The American occupation of Iraq brought back the issue of political representation to the forefront: How to create a modern state, based on individual values and the rule of law, out of a multitude of incompatible religious and ethnic groups, and which in themselves are poorly structured entities with inadequate systems of representation? The sudden surge of mass violence since the end of 2003, and which since then has not reprieved a bit, has led many laymen and pundits alike to describe the concomitant violence as an “uprising” against the American presence, forgetting that the mass murders were already there, and that a latent civil war was on its way since the 1960s. Moving “sovereignty” back in the hands of Iraqis in June 2004, in conjunction with the January 2005 national elections, gave false expectations to all those who hoped that violence would be tempered once Iraqis would democratically vote for their representatives. Yet in spite of the nominal success of the election, and the courageous participation of 60 percent of the electorate, it must be acknowledged that the voting process led more to a rough census of the current Iraqi populations than to a viable solution to the lingering problem of representation. In effect, the proportional system of voting (a mirror image to the Israeli Knesset system) along large “lists” of candidates, which were patched together more for convenience than common political platforms, and the inexistence of parties per se, led voters to blindly fall for their religious, ethnic, and kin affiliations, which was particularly visible among the Kurds (the Shii majority turned out much more fractured than hitherto thought). The “Sistani list,” which also comprised the secular Ahmad Chalabi, thus received close to 48 percent, leaving the coalition of the two main Kurdish parties behind with 25 percent, and the transitional prime minister Allawi’s list with 13 percent. Which means that no one has an absolute majority to decide upon the issues of the day: federalism; the sharing of political power among Shiis, Kurds, and Sunnis; the status of underrepresented minorities (Assyrians, Turkomans, and Christians in general) and women; sharia law and the future Iraqi constitution; the sharing and allocation of oil resources; and finally, if federalism were to be adopted, the status of the 18 provinces vis-à-vis the federal center.

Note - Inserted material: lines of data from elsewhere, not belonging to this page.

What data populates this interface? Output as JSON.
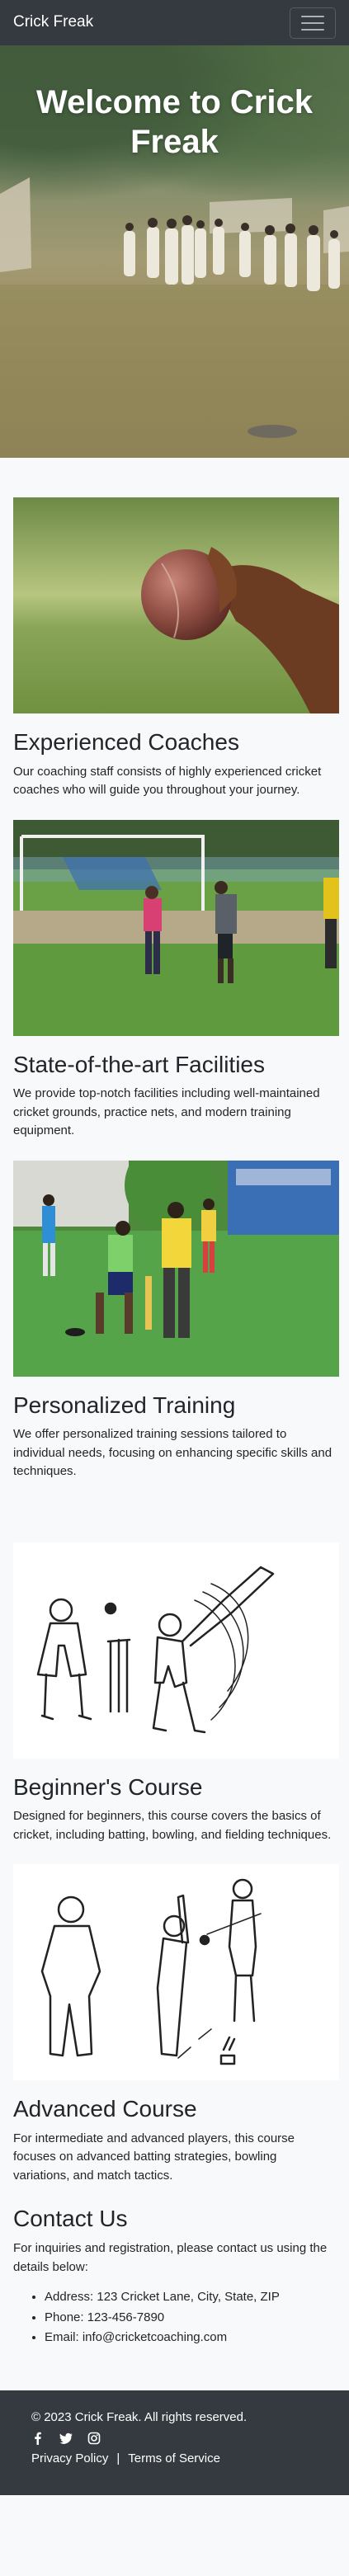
{
  "navbar": {
    "brand": "Crick Freak",
    "toggle_icon": "hamburger-menu-icon"
  },
  "hero": {
    "title": "Welcome to Crick Freak"
  },
  "features": [
    {
      "image_icon": "cricket-ball-in-hand-photo",
      "title": "Experienced Coaches",
      "text": "Our coaching staff consists of highly experienced cricket coaches who will guide you throughout your journey."
    },
    {
      "image_icon": "practice-ground-photo",
      "title": "State-of-the-art Facilities",
      "text": "We provide top-notch facilities including well-maintained cricket grounds, practice nets, and modern training equipment."
    },
    {
      "image_icon": "coach-training-batsman-photo",
      "title": "Personalized Training",
      "text": "We offer personalized training sessions tailored to individual needs, focusing on enhancing specific skills and techniques."
    },
    {
      "image_icon": "batsman-sketch-illustration",
      "title": "Beginner's Course",
      "text": "Designed for beginners, this course covers the basics of cricket, including batting, bowling, and fielding techniques."
    },
    {
      "image_icon": "match-sketch-illustration",
      "title": "Advanced Course",
      "text": "For intermediate and advanced players, this course focuses on advanced batting strategies, bowling variations, and match tactics."
    }
  ],
  "contact": {
    "title": "Contact Us",
    "intro": "For inquiries and registration, please contact us using the details below:",
    "items": [
      "Address: 123 Cricket Lane, City, State, ZIP",
      "Phone: 123-456-7890",
      "Email: info@cricketcoaching.com"
    ]
  },
  "footer": {
    "copyright": "© 2023 Crick Freak. All rights reserved.",
    "social_icons": [
      "facebook-icon",
      "twitter-icon",
      "instagram-icon"
    ],
    "privacy": "Privacy Policy",
    "separator": "|",
    "terms": "Terms of Service"
  },
  "colors": {
    "navbar_bg": "#343a40",
    "page_bg": "#f8f9fa",
    "text": "#212529"
  }
}
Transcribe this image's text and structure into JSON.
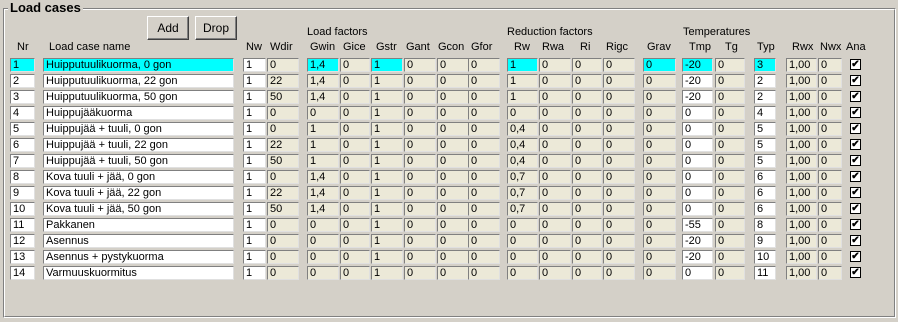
{
  "title": "Load cases",
  "buttons": {
    "add": "Add",
    "drop": "Drop"
  },
  "groups": {
    "load_factors": "Load factors",
    "reduction_factors": "Reduction factors",
    "temperatures": "Temperatures"
  },
  "columns": [
    "Nr",
    "Load case name",
    "Nw",
    "Wdir",
    "Gwin",
    "Gice",
    "Gstr",
    "Gant",
    "Gcon",
    "Gfor",
    "Rw",
    "Rwa",
    "Ri",
    "Rigc",
    "Grav",
    "Tmp",
    "Tg",
    "Typ",
    "Rwx",
    "Nwx",
    "Ana"
  ],
  "rows": [
    [
      "1",
      "Huipputuulikuorma, 0 gon",
      "1",
      "0",
      "1,4",
      "0",
      "1",
      "0",
      "0",
      "0",
      "1",
      "0",
      "0",
      "0",
      "0",
      "-20",
      "0",
      "3",
      "1,00",
      "0",
      true
    ],
    [
      "2",
      "Huipputuulikuorma, 22 gon",
      "1",
      "22",
      "1,4",
      "0",
      "1",
      "0",
      "0",
      "0",
      "1",
      "0",
      "0",
      "0",
      "0",
      "-20",
      "0",
      "2",
      "1,00",
      "0",
      true
    ],
    [
      "3",
      "Huipputuulikuorma, 50 gon",
      "1",
      "50",
      "1,4",
      "0",
      "1",
      "0",
      "0",
      "0",
      "1",
      "0",
      "0",
      "0",
      "0",
      "-20",
      "0",
      "2",
      "1,00",
      "0",
      true
    ],
    [
      "4",
      "Huippujääkuorma",
      "1",
      "0",
      "0",
      "0",
      "1",
      "0",
      "0",
      "0",
      "0",
      "0",
      "0",
      "0",
      "0",
      "0",
      "0",
      "4",
      "1,00",
      "0",
      true
    ],
    [
      "5",
      "Huippujää + tuuli, 0 gon",
      "1",
      "0",
      "1",
      "0",
      "1",
      "0",
      "0",
      "0",
      "0,4",
      "0",
      "0",
      "0",
      "0",
      "0",
      "0",
      "5",
      "1,00",
      "0",
      true
    ],
    [
      "6",
      "Huippujää + tuuli, 22 gon",
      "1",
      "22",
      "1",
      "0",
      "1",
      "0",
      "0",
      "0",
      "0,4",
      "0",
      "0",
      "0",
      "0",
      "0",
      "0",
      "5",
      "1,00",
      "0",
      true
    ],
    [
      "7",
      "Huippujää + tuuli, 50 gon",
      "1",
      "50",
      "1",
      "0",
      "1",
      "0",
      "0",
      "0",
      "0,4",
      "0",
      "0",
      "0",
      "0",
      "0",
      "0",
      "5",
      "1,00",
      "0",
      true
    ],
    [
      "8",
      "Kova tuuli + jää, 0 gon",
      "1",
      "0",
      "1,4",
      "0",
      "1",
      "0",
      "0",
      "0",
      "0,7",
      "0",
      "0",
      "0",
      "0",
      "0",
      "0",
      "6",
      "1,00",
      "0",
      true
    ],
    [
      "9",
      "Kova tuuli + jää, 22 gon",
      "1",
      "22",
      "1,4",
      "0",
      "1",
      "0",
      "0",
      "0",
      "0,7",
      "0",
      "0",
      "0",
      "0",
      "0",
      "0",
      "6",
      "1,00",
      "0",
      true
    ],
    [
      "10",
      "Kova tuuli + jää, 50 gon",
      "1",
      "50",
      "1,4",
      "0",
      "1",
      "0",
      "0",
      "0",
      "0,7",
      "0",
      "0",
      "0",
      "0",
      "0",
      "0",
      "6",
      "1,00",
      "0",
      true
    ],
    [
      "11",
      "Pakkanen",
      "1",
      "0",
      "0",
      "0",
      "1",
      "0",
      "0",
      "0",
      "0",
      "0",
      "0",
      "0",
      "0",
      "-55",
      "0",
      "8",
      "1,00",
      "0",
      true
    ],
    [
      "12",
      "Asennus",
      "1",
      "0",
      "0",
      "0",
      "1",
      "0",
      "0",
      "0",
      "0",
      "0",
      "0",
      "0",
      "0",
      "-20",
      "0",
      "9",
      "1,00",
      "0",
      true
    ],
    [
      "13",
      "Asennus + pystykuorma",
      "1",
      "0",
      "0",
      "0",
      "1",
      "0",
      "0",
      "0",
      "0",
      "0",
      "0",
      "0",
      "0",
      "-20",
      "0",
      "10",
      "1,00",
      "0",
      true
    ],
    [
      "14",
      "Varmuuskuormitus",
      "1",
      "0",
      "0",
      "0",
      "1",
      "0",
      "0",
      "0",
      "0",
      "0",
      "0",
      "0",
      "0",
      "0",
      "0",
      "11",
      "1,00",
      "0",
      true
    ]
  ],
  "selected_row": 0,
  "colors": {
    "selected": "#00ffff",
    "readonly": "#ece9d8",
    "background": "#d4d0c8"
  }
}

As it took over three months for the appointed Shii prime minister Ibrahim Jaafari to form his government, the killings have accelerated at a rapid pace: unclaimed bodies collect at a rate of about 70 a month in Baghdad, and last month, about 50 unidentified bodies were found floating in the Tigris south of Baghdad. Jaafari’s undisclosed agenda of purging the government and its security services from ex-Baathists, a step that could lead to the purge of a 100,000 state employees, not to mention his “openness” towards his Iranian neighbors, is surely undermining the credibility of the newly formed government. A product of the United Iraqi Alliance, the Shii “list” that brought him to power, Jaafari is unable to create a strategy beyond the concerns of his own religious group. Yet Iraq cannot be divided into three parts—not even into its 18 provinces. In order to survive as a sovereign entity, Iraqis must think their future state in terms of a plausible liberal and democratic federalism, one that would certainly not be achieved solely by piling up “lists” and counting votes. What is mostly needed is a bit of good will, common sense, and imagination, perhaps like the one of the authors of The Federalist Papers.




copyright © 2005 by zouhair ghazzal